Task item> Exactly as they stand, give the records below again, with no images.

Data records:
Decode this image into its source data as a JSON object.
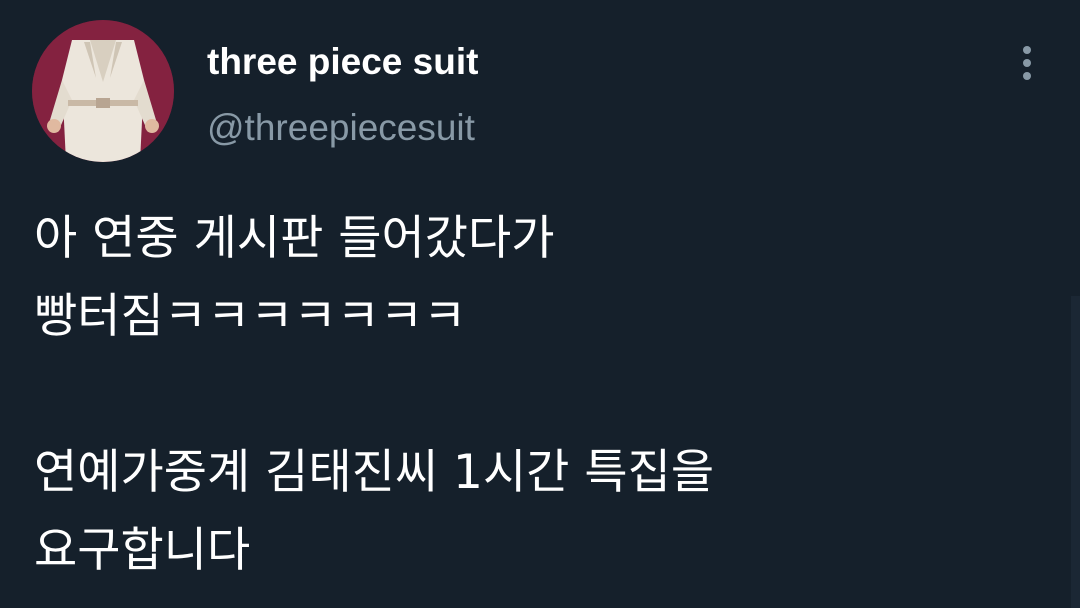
{
  "tweet": {
    "display_name": "three piece suit",
    "handle": "@threepiecesuit",
    "more_icon": "vertical-ellipsis-icon",
    "avatar": "profile-photo-white-blazer",
    "text_lines": [
      "아 연중 게시판 들어갔다가",
      "빵터짐ㅋㅋㅋㅋㅋㅋㅋ",
      "",
      "연예가중계 김태진씨 1시간 특집을",
      "요구합니다"
    ]
  },
  "colors": {
    "background": "#15202b",
    "primary_text": "#ffffff",
    "secondary_text": "#8899a6"
  }
}
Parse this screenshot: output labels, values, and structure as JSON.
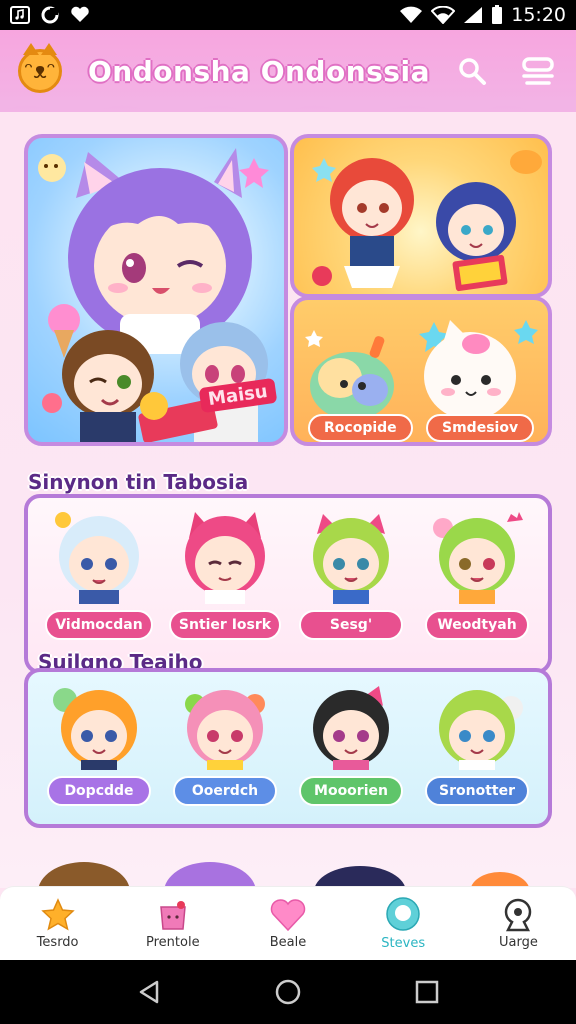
{
  "status_bar": {
    "time": "15:20"
  },
  "header": {
    "title": "Ondonsha Ondonssia"
  },
  "banners": {
    "main_label": "Maisu",
    "small_buttons": [
      "Rocopide",
      "Smdesiov"
    ]
  },
  "sections": [
    {
      "title": "Sinynon tin Tabosia",
      "items": [
        {
          "label": "Vidmocdan",
          "color": "#e8508f"
        },
        {
          "label": "Sntier Iosrk",
          "color": "#e8508f"
        },
        {
          "label": "Sesg'",
          "color": "#e8508f"
        },
        {
          "label": "Weodtyah",
          "color": "#e8508f"
        }
      ]
    },
    {
      "title": "Suilgno Teaiho",
      "items": [
        {
          "label": "Dopcdde",
          "color": "#a873e6"
        },
        {
          "label": "Ooerdch",
          "color": "#5d8ee6"
        },
        {
          "label": "Mooorien",
          "color": "#5fc56a"
        },
        {
          "label": "Sronotter",
          "color": "#4f82d9"
        }
      ]
    }
  ],
  "bottom_nav": [
    {
      "label": "Tesrdo",
      "icon": "star-icon"
    },
    {
      "label": "Prentole",
      "icon": "bag-icon"
    },
    {
      "label": "Beale",
      "icon": "heart-icon"
    },
    {
      "label": "Steves",
      "icon": "chat-icon",
      "active": true
    },
    {
      "label": "Uarge",
      "icon": "user-icon"
    }
  ]
}
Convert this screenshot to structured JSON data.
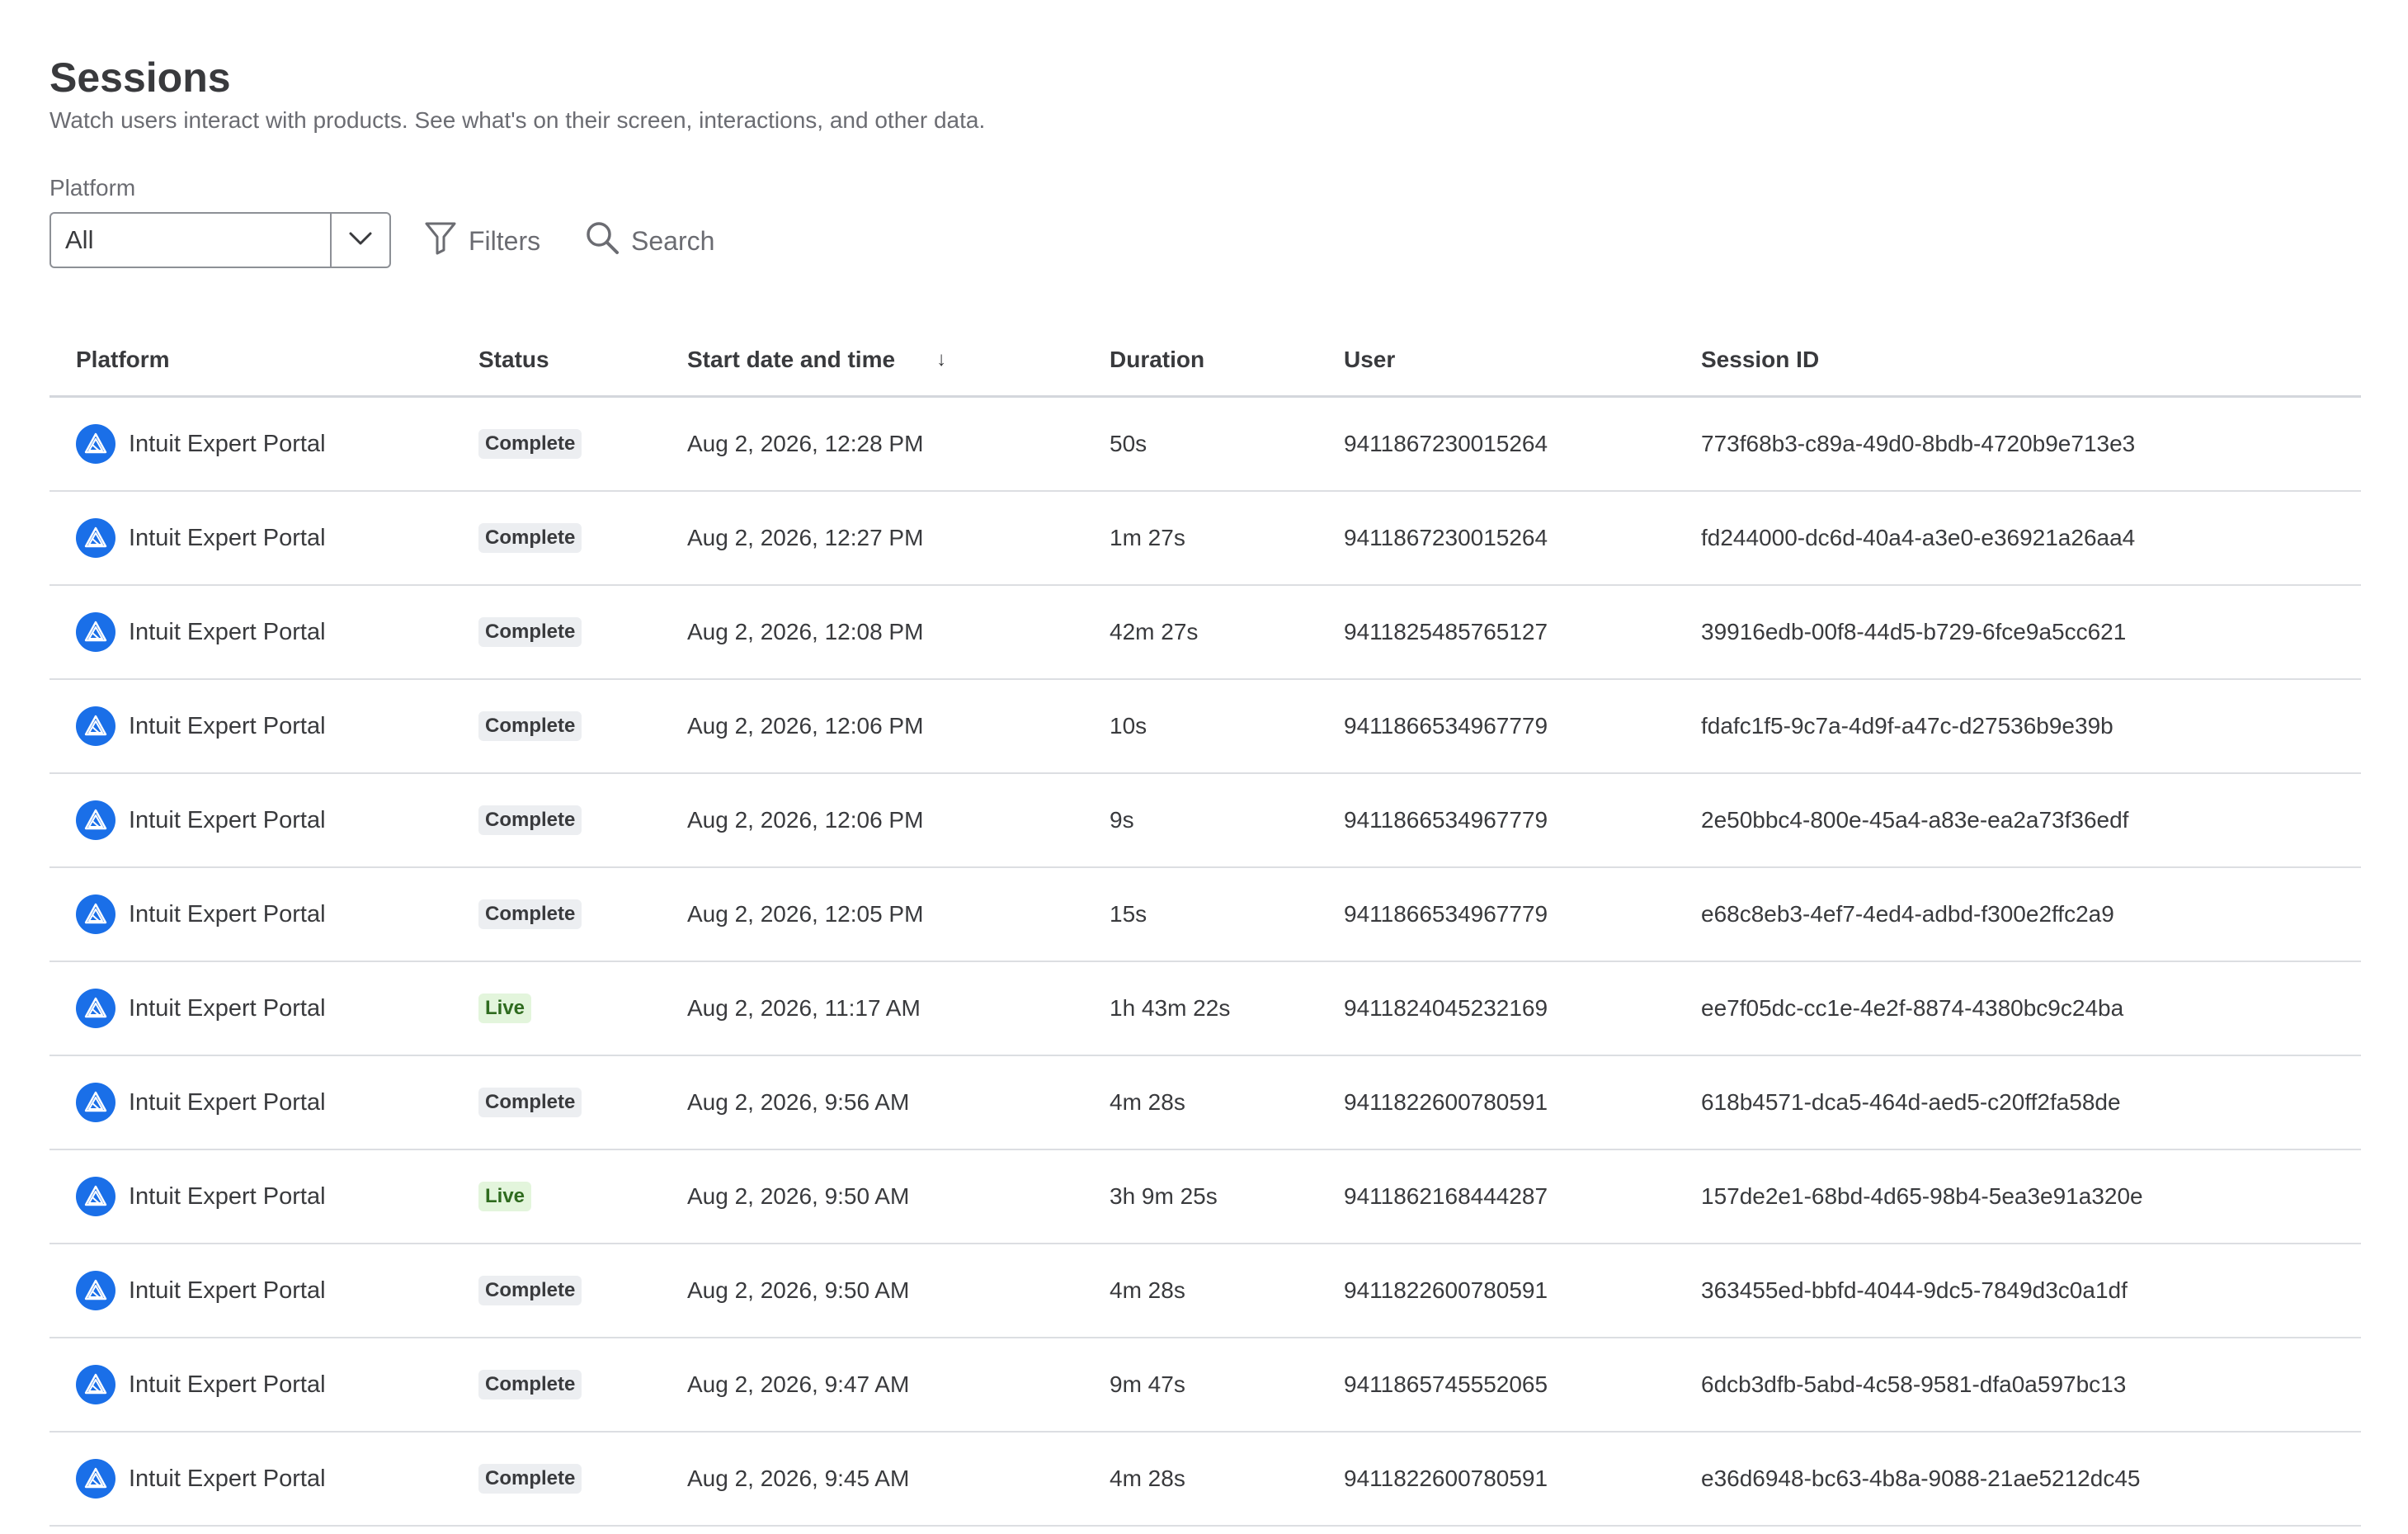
{
  "header": {
    "title": "Sessions",
    "subtitle": "Watch users interact with products. See what's on their screen, interactions, and other data."
  },
  "filters": {
    "platform_label": "Platform",
    "platform_value": "All",
    "filters_label": "Filters",
    "search_label": "Search"
  },
  "table": {
    "columns": {
      "platform": "Platform",
      "status": "Status",
      "start": "Start date and time",
      "start_sort": "↓",
      "duration": "Duration",
      "user": "User",
      "session_id": "Session ID"
    },
    "rows": [
      {
        "platform": "Intuit Expert Portal",
        "status": "Complete",
        "start": "Aug 2, 2026, 12:28 PM",
        "duration": "50s",
        "user": "9411867230015264",
        "session_id": "773f68b3-c89a-49d0-8bdb-4720b9e713e3"
      },
      {
        "platform": "Intuit Expert Portal",
        "status": "Complete",
        "start": "Aug 2, 2026, 12:27 PM",
        "duration": "1m 27s",
        "user": "9411867230015264",
        "session_id": "fd244000-dc6d-40a4-a3e0-e36921a26aa4"
      },
      {
        "platform": "Intuit Expert Portal",
        "status": "Complete",
        "start": "Aug 2, 2026, 12:08 PM",
        "duration": "42m 27s",
        "user": "9411825485765127",
        "session_id": "39916edb-00f8-44d5-b729-6fce9a5cc621"
      },
      {
        "platform": "Intuit Expert Portal",
        "status": "Complete",
        "start": "Aug 2, 2026, 12:06 PM",
        "duration": "10s",
        "user": "9411866534967779",
        "session_id": "fdafc1f5-9c7a-4d9f-a47c-d27536b9e39b"
      },
      {
        "platform": "Intuit Expert Portal",
        "status": "Complete",
        "start": "Aug 2, 2026, 12:06 PM",
        "duration": "9s",
        "user": "9411866534967779",
        "session_id": "2e50bbc4-800e-45a4-a83e-ea2a73f36edf"
      },
      {
        "platform": "Intuit Expert Portal",
        "status": "Complete",
        "start": "Aug 2, 2026, 12:05 PM",
        "duration": "15s",
        "user": "9411866534967779",
        "session_id": "e68c8eb3-4ef7-4ed4-adbd-f300e2ffc2a9"
      },
      {
        "platform": "Intuit Expert Portal",
        "status": "Live",
        "start": "Aug 2, 2026, 11:17 AM",
        "duration": "1h 43m 22s",
        "user": "9411824045232169",
        "session_id": "ee7f05dc-cc1e-4e2f-8874-4380bc9c24ba"
      },
      {
        "platform": "Intuit Expert Portal",
        "status": "Complete",
        "start": "Aug 2, 2026, 9:56 AM",
        "duration": "4m 28s",
        "user": "9411822600780591",
        "session_id": "618b4571-dca5-464d-aed5-c20ff2fa58de"
      },
      {
        "platform": "Intuit Expert Portal",
        "status": "Live",
        "start": "Aug 2, 2026, 9:50 AM",
        "duration": "3h 9m 25s",
        "user": "9411862168444287",
        "session_id": "157de2e1-68bd-4d65-98b4-5ea3e91a320e"
      },
      {
        "platform": "Intuit Expert Portal",
        "status": "Complete",
        "start": "Aug 2, 2026, 9:50 AM",
        "duration": "4m 28s",
        "user": "9411822600780591",
        "session_id": "363455ed-bbfd-4044-9dc5-7849d3c0a1df"
      },
      {
        "platform": "Intuit Expert Portal",
        "status": "Complete",
        "start": "Aug 2, 2026, 9:47 AM",
        "duration": "9m 47s",
        "user": "9411865745552065",
        "session_id": "6dcb3dfb-5abd-4c58-9581-dfa0a597bc13"
      },
      {
        "platform": "Intuit Expert Portal",
        "status": "Complete",
        "start": "Aug 2, 2026, 9:45 AM",
        "duration": "4m 28s",
        "user": "9411822600780591",
        "session_id": "e36d6948-bc63-4b8a-9088-21ae5212dc45"
      }
    ]
  },
  "icons": {
    "platform": "intuit-expert-portal-icon",
    "dropdown": "chevron-down-icon",
    "filters": "filter-funnel-icon",
    "search": "search-icon"
  },
  "colors": {
    "accent": "#1a6fe8",
    "badge_complete_bg": "#eceef1",
    "badge_live_bg": "#e3f5dc",
    "badge_live_text": "#2f6b1f"
  }
}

Solution below>
Decode this image into its source data as a JSON object.
{
  "tweet": {
    "display_name": "three piece suit",
    "handle": "@threepiecesuit",
    "more_icon": "vertical-ellipsis-icon",
    "avatar": "profile-photo-white-blazer",
    "text_lines": [
      "아 연중 게시판 들어갔다가",
      "빵터짐ㅋㅋㅋㅋㅋㅋㅋ",
      "",
      "연예가중계 김태진씨 1시간 특집을",
      "요구합니다"
    ]
  },
  "colors": {
    "background": "#15202b",
    "primary_text": "#ffffff",
    "secondary_text": "#8899a6"
  }
}
Parse this screenshot: output labels, values, and structure as JSON.
{
  "status_bar": {
    "time": "15:20"
  },
  "header": {
    "title": "Ondonsha Ondonssia"
  },
  "banners": {
    "main_label": "Maisu",
    "small_buttons": [
      "Rocopide",
      "Smdesiov"
    ]
  },
  "sections": [
    {
      "title": "Sinynon tin Tabosia",
      "items": [
        {
          "label": "Vidmocdan",
          "color": "#e8508f"
        },
        {
          "label": "Sntier Iosrk",
          "color": "#e8508f"
        },
        {
          "label": "Sesg'",
          "color": "#e8508f"
        },
        {
          "label": "Weodtyah",
          "color": "#e8508f"
        }
      ]
    },
    {
      "title": "Suilgno Teaiho",
      "items": [
        {
          "label": "Dopcdde",
          "color": "#a873e6"
        },
        {
          "label": "Ooerdch",
          "color": "#5d8ee6"
        },
        {
          "label": "Mooorien",
          "color": "#5fc56a"
        },
        {
          "label": "Sronotter",
          "color": "#4f82d9"
        }
      ]
    }
  ],
  "bottom_nav": [
    {
      "label": "Tesrdo",
      "icon": "star-icon"
    },
    {
      "label": "Prentole",
      "icon": "bag-icon"
    },
    {
      "label": "Beale",
      "icon": "heart-icon"
    },
    {
      "label": "Steves",
      "icon": "chat-icon",
      "active": true
    },
    {
      "label": "Uarge",
      "icon": "user-icon"
    }
  ]
}
Convert this screenshot to structured JSON data.
{
  "header": {
    "title": "Sessions",
    "subtitle": "Watch users interact with products. See what's on their screen, interactions, and other data."
  },
  "filters": {
    "platform_label": "Platform",
    "platform_value": "All",
    "filters_label": "Filters",
    "search_label": "Search"
  },
  "table": {
    "columns": {
      "platform": "Platform",
      "status": "Status",
      "start": "Start date and time",
      "start_sort": "↓",
      "duration": "Duration",
      "user": "User",
      "session_id": "Session ID"
    },
    "rows": [
      {
        "platform": "Intuit Expert Portal",
        "status": "Complete",
        "start": "Aug 2, 2026, 12:28 PM",
        "duration": "50s",
        "user": "9411867230015264",
        "session_id": "773f68b3-c89a-49d0-8bdb-4720b9e713e3"
      },
      {
        "platform": "Intuit Expert Portal",
        "status": "Complete",
        "start": "Aug 2, 2026, 12:27 PM",
        "duration": "1m 27s",
        "user": "9411867230015264",
        "session_id": "fd244000-dc6d-40a4-a3e0-e36921a26aa4"
      },
      {
        "platform": "Intuit Expert Portal",
        "status": "Complete",
        "start": "Aug 2, 2026, 12:08 PM",
        "duration": "42m 27s",
        "user": "9411825485765127",
        "session_id": "39916edb-00f8-44d5-b729-6fce9a5cc621"
      },
      {
        "platform": "Intuit Expert Portal",
        "status": "Complete",
        "start": "Aug 2, 2026, 12:06 PM",
        "duration": "10s",
        "user": "9411866534967779",
        "session_id": "fdafc1f5-9c7a-4d9f-a47c-d27536b9e39b"
      },
      {
        "platform": "Intuit Expert Portal",
        "status": "Complete",
        "start": "Aug 2, 2026, 12:06 PM",
        "duration": "9s",
        "user": "9411866534967779",
        "session_id": "2e50bbc4-800e-45a4-a83e-ea2a73f36edf"
      },
      {
        "platform": "Intuit Expert Portal",
        "status": "Complete",
        "start": "Aug 2, 2026, 12:05 PM",
        "duration": "15s",
        "user": "9411866534967779",
        "session_id": "e68c8eb3-4ef7-4ed4-adbd-f300e2ffc2a9"
      },
      {
        "platform": "Intuit Expert Portal",
        "status": "Live",
        "start": "Aug 2, 2026, 11:17 AM",
        "duration": "1h 43m 22s",
        "user": "9411824045232169",
        "session_id": "ee7f05dc-cc1e-4e2f-8874-4380bc9c24ba"
      },
      {
        "platform": "Intuit Expert Portal",
        "status": "Complete",
        "start": "Aug 2, 2026, 9:56 AM",
        "duration": "4m 28s",
        "user": "9411822600780591",
        "session_id": "618b4571-dca5-464d-aed5-c20ff2fa58de"
      },
      {
        "platform": "Intuit Expert Portal",
        "status": "Live",
        "start": "Aug 2, 2026, 9:50 AM",
        "duration": "3h 9m 25s",
        "user": "9411862168444287",
        "session_id": "157de2e1-68bd-4d65-98b4-5ea3e91a320e"
      },
      {
        "platform": "Intuit Expert Portal",
        "status": "Complete",
        "start": "Aug 2, 2026, 9:50 AM",
        "duration": "4m 28s",
        "user": "9411822600780591",
        "session_id": "363455ed-bbfd-4044-9dc5-7849d3c0a1df"
      },
      {
        "platform": "Intuit Expert Portal",
        "status": "Complete",
        "start": "Aug 2, 2026, 9:47 AM",
        "duration": "9m 47s",
        "user": "9411865745552065",
        "session_id": "6dcb3dfb-5abd-4c58-9581-dfa0a597bc13"
      },
      {
        "platform": "Intuit Expert Portal",
        "status": "Complete",
        "start": "Aug 2, 2026, 9:45 AM",
        "duration": "4m 28s",
        "user": "9411822600780591",
        "session_id": "e36d6948-bc63-4b8a-9088-21ae5212dc45"
      }
    ]
  },
  "icons": {
    "platform": "intuit-expert-portal-icon",
    "dropdown": "chevron-down-icon",
    "filters": "filter-funnel-icon",
    "search": "search-icon"
  },
  "colors": {
    "accent": "#1a6fe8",
    "badge_complete_bg": "#eceef1",
    "badge_live_bg": "#e3f5dc",
    "badge_live_text": "#2f6b1f"
  }
}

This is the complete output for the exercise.